Low Back Pain Patients Respond to Thrust Manipulation Techniques
For some time now, physical therapists have been trying to find better ways to treat patients with low back pain. By better we mean more effective treatment with successful results. And successful refers to getting relief from pain that doesn't come back.
A group of well-known therapists started by developing a clinical prediction rule (CPR). The rule is used to predict which patients are most likely to have a good response to treatment. This group of therapists has developed a clinical prediction rule that has been tested and found to be valid and reliable for treating low back pain using one particular thrust manipulation technique.
Once that was settled, they turned their attention to whether the same clinical prediction rule could be used for other types of manual therapy. Manual therapy refers to a hands-on treatment given by physical therapists to reduce back pain and improve function.
Manual therapy techniques vary but include thrust and nonthrust manipulation of the spinal joints. The difference between thrust and nonthrust manipulation is the speed or velocity of the force directed through the joint.
The theory behind the use of joint manipulation is changing. For a long time, it was believed that the manipulation changed the alignment of the spine and spinal joints. Once the joint was balanced with everything lined up nicely, movement is restored and stiffness reduced. Therapists were very careful to apply just the right amount of force in just the right direction to achieve the desired results.
But scientists have shed some new light on how and why manipulation might work. And it may have more to do with the effects on mechanoreceptors and motor neuron excitability than on spinal alignment. Mechanoreceptors are tiny antenna in the joint that detect change in motion. Once the motor nerves have been charged up (excited) by injury or trauma, they don't calm down on their own. That's what motor neuron excitability refers to.
If manual therapy can alter mechanoreceptor responses, then maybe any technique used (thrust or nonthrust) will have the same positive effects. Or maybe there are subgroups of patients with low back pain who would respond to one technique better than another. To find out, these therapists treated 112 low back pain patients with one of three manual therapy techniques.
Each patient received two manual therapy treatment sessions with his or her assigned technique followed by three exercise sessions. Exercises prescribed were the same for everyone. All patients met the five criteria for a positive clinical prediction rule. That means they had a high probability of getting relief of back pain with a thrust manipulation manual therapy technique.
In addition to having low back pain with or without leg pain (sciatica) painful symptoms had to be present for less than 16 days to meet the clinical prediction rule (CPR). Other criteria in the CPR included: the pain did not go down past the knee, at least one spinal segment was hypomobile (stuck or lacking full motion), and at least one hip had 35-degrees (or more) of internal (inward) rotation range of motion.

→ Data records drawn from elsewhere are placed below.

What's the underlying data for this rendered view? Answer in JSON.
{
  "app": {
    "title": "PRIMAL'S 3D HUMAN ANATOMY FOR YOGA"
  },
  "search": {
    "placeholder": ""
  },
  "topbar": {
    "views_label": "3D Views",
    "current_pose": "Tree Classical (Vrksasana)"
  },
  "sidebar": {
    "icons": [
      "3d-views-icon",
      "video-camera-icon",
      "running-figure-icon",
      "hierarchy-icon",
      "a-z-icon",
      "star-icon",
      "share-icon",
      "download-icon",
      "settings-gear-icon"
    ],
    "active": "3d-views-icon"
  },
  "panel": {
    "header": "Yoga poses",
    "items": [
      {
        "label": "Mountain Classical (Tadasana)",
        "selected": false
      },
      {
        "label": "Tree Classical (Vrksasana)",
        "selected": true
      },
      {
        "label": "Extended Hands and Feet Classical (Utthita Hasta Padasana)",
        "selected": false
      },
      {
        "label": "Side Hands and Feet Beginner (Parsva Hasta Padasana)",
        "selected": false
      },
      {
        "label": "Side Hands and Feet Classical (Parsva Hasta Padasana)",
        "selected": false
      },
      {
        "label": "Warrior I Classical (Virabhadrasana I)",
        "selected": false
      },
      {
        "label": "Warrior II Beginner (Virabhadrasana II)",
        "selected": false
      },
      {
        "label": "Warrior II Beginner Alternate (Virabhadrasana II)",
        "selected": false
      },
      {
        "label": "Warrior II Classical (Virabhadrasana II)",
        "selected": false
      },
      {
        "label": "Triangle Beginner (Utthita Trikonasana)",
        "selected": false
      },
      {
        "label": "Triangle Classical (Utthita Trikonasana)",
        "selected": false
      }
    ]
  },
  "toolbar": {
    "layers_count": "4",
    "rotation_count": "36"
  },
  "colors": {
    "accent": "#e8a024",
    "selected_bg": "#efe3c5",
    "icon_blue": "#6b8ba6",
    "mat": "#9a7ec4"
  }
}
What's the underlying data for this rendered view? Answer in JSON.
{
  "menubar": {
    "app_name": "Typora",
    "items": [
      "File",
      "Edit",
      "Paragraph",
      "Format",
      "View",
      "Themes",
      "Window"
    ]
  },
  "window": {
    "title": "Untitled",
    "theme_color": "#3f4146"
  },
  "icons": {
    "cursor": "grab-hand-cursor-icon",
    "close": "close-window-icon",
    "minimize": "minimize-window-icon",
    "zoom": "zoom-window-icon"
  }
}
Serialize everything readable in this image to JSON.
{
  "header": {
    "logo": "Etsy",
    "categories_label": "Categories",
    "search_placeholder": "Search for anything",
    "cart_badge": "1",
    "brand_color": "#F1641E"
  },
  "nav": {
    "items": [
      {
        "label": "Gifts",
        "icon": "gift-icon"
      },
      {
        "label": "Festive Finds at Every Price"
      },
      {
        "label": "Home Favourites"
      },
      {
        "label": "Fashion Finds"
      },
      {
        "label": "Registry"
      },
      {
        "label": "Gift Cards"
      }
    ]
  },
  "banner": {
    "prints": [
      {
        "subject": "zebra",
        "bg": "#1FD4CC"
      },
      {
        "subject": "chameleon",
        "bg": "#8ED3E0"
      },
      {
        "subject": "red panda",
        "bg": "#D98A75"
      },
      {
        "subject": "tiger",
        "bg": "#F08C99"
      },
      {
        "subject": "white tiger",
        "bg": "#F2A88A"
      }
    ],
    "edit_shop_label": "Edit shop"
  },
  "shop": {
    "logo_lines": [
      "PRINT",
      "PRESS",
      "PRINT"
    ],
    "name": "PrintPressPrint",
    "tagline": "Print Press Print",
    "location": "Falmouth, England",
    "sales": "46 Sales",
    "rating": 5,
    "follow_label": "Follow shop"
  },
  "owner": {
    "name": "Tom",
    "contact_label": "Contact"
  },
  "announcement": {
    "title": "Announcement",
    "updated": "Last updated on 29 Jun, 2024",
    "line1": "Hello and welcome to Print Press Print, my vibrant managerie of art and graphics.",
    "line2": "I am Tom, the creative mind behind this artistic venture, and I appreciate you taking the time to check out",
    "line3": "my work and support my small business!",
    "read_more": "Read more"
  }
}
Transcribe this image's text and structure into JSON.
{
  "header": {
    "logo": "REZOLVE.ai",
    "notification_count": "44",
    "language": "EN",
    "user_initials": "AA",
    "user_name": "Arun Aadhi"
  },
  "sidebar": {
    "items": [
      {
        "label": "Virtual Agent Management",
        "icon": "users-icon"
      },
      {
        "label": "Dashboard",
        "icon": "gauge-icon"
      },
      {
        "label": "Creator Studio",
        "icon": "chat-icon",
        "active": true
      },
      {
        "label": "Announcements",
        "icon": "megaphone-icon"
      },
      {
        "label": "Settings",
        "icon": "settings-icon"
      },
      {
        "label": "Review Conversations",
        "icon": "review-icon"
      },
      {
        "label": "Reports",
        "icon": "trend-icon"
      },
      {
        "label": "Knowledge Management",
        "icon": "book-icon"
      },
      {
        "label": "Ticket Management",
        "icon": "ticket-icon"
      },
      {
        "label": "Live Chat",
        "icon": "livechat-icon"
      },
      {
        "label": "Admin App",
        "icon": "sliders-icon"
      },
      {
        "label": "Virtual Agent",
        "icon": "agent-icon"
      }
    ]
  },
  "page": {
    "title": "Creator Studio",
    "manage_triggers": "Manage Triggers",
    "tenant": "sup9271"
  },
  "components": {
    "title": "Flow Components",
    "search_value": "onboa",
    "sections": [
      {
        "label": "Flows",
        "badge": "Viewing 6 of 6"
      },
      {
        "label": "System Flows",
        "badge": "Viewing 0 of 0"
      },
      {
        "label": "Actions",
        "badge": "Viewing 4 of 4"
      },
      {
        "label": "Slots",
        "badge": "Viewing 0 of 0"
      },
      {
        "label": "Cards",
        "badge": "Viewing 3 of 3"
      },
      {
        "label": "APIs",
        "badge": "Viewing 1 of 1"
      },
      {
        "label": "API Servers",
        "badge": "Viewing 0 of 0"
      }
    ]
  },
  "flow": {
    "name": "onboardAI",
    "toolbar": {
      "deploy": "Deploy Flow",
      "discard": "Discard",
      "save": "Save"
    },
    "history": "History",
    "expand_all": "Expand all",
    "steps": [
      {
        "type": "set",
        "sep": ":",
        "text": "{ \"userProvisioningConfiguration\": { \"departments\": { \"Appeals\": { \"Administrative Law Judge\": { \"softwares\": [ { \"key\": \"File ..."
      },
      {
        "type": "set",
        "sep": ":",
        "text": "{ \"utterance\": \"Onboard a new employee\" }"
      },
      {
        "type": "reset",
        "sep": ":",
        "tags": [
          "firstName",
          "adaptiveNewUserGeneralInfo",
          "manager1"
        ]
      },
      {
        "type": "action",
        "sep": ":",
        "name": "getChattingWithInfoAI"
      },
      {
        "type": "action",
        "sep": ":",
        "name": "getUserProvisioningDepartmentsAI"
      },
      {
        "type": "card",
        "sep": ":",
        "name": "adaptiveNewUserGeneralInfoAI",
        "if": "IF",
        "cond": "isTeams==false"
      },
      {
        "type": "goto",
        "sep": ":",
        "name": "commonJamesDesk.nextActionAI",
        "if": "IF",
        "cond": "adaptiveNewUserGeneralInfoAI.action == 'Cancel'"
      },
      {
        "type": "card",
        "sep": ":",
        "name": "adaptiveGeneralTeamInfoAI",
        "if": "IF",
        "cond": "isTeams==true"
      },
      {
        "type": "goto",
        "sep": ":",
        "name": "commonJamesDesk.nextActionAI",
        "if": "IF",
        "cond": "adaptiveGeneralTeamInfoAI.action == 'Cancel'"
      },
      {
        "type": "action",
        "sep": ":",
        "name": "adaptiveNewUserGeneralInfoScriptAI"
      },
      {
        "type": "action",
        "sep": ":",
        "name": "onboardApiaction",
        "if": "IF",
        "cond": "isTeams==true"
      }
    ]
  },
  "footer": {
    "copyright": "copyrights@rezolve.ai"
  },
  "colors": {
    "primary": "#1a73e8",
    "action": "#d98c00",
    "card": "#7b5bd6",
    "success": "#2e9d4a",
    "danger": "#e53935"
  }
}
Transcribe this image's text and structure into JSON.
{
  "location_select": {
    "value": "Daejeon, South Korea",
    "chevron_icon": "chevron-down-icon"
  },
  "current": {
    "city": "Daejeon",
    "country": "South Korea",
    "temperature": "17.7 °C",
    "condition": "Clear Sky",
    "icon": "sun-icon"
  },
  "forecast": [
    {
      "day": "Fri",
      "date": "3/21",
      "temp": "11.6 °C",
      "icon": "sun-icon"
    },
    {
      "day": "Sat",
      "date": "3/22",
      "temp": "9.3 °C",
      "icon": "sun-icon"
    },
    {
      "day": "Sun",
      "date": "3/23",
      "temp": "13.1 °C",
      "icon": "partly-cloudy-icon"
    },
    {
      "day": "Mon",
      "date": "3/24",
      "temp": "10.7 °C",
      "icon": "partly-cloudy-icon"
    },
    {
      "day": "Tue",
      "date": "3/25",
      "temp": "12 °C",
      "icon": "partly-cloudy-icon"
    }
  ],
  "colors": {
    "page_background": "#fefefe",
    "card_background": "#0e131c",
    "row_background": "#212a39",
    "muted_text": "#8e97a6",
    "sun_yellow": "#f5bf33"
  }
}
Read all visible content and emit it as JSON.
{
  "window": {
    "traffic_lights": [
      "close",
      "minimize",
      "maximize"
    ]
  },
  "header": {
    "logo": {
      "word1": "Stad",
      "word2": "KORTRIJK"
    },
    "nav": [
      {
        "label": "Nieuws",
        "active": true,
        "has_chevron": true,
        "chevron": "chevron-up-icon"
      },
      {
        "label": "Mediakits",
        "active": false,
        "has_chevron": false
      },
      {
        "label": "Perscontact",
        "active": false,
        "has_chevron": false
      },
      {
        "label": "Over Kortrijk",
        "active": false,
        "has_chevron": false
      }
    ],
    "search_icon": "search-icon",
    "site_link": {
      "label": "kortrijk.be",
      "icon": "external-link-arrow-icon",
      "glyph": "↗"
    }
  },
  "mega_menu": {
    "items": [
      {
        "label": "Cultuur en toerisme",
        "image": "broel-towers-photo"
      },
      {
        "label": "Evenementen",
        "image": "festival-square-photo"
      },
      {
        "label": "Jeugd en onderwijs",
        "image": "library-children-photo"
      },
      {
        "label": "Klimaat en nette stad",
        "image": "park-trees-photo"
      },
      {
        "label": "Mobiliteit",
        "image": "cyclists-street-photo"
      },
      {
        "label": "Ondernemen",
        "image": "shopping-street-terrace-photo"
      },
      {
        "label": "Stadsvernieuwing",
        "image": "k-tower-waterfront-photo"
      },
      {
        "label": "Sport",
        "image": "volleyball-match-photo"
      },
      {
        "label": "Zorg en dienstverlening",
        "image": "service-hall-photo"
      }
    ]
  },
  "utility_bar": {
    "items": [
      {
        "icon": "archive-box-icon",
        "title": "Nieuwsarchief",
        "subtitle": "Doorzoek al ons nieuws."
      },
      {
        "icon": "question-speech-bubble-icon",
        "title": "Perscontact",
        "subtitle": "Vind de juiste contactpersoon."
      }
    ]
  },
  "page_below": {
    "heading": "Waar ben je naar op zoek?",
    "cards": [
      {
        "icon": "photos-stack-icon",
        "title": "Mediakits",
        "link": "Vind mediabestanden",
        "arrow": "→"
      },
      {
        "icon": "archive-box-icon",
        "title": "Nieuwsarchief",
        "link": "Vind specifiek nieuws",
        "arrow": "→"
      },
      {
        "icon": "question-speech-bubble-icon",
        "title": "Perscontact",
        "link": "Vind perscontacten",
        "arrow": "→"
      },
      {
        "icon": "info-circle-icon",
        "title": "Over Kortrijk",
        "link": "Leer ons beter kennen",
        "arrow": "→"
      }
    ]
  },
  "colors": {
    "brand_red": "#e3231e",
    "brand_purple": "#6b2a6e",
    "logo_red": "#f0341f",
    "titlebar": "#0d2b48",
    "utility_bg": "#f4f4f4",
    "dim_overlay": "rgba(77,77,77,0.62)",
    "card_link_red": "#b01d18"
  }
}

A specific test for fear-avoidance behaviors was also administered. Patients with high scores on this test are fearful of movement and tend to avoid doing anything they think might cause pain. Patients with low scores on the test were more likely to benefit from manual therapy. When a patient met four of these five criteria for the clinical prediction rule, then they could be (randomly) assigned to the 1) the supine thrust manipulation group, 2) sidelying thrust manipulation group, or 3) nonthrust manipulation technique group.
The authors described each technique and provided photos of a therapist performing each one. The supine thrust manipulation was the treatment used when they first developed and tested the clinical prediction rule. The other two treatment techniques were added in this study for comparison. Spinal motion and strengthening the core (trunk) muscles formed the basic exercise program. These exercises were also used during the original studies to develop the prediction rule.
After completing the treatment and exercise program, patients were rechecked at one week, four weeks, and after six months. Patients were asked about any side effects from the treatment such as muscle spasm, fatigue, stiffness, or pain/discomfort. One in four patients experienced at least one side effect but this was not linked with the type of manual therapy treatment they received. Most of the time, when a problem occurred, it was worsening pain with increased stiffness within the first few hours of treatment. These symptoms went away gradually over the next 48 hours.
As far as which treatment(s) were most effective, they found that the two thrust manipulations performed in different positions (on the back, on the side) were equally beneficial. Patients in the non-thrust group had significantly less benefit in the first month of follow-up. By the end of six months, there was no difference in pain or function from one group to the other. The results of all test scores favored early treatment with thrust manipulation and supported the clinical prediction rule using the alternate thrust technique (sidelying) as well.
Patients from different geographical areas were included in this study in an attempt to see if the manual therapy treatments would meet the clinical prediction rule somewhere besides where the main researchers were working. In other words, can the clinical prediction rule be used in other settings besides the one it was developed in? Early results suggest yes, the clinical prediction rule can be generalized to other settings but more research is needed to confirm this finding.
Joshua A. Cleland, PT, PhD, et al. Comparison of the Effectiveness of Three Manual Physical Therapy Techniques in a Subgroup of Patients with Low Back Pain Who Satisfy a Clinical Prediction Rule. In Spine. December 1, 2009. Vol. 14. No. 25. Pp. 2720-2729.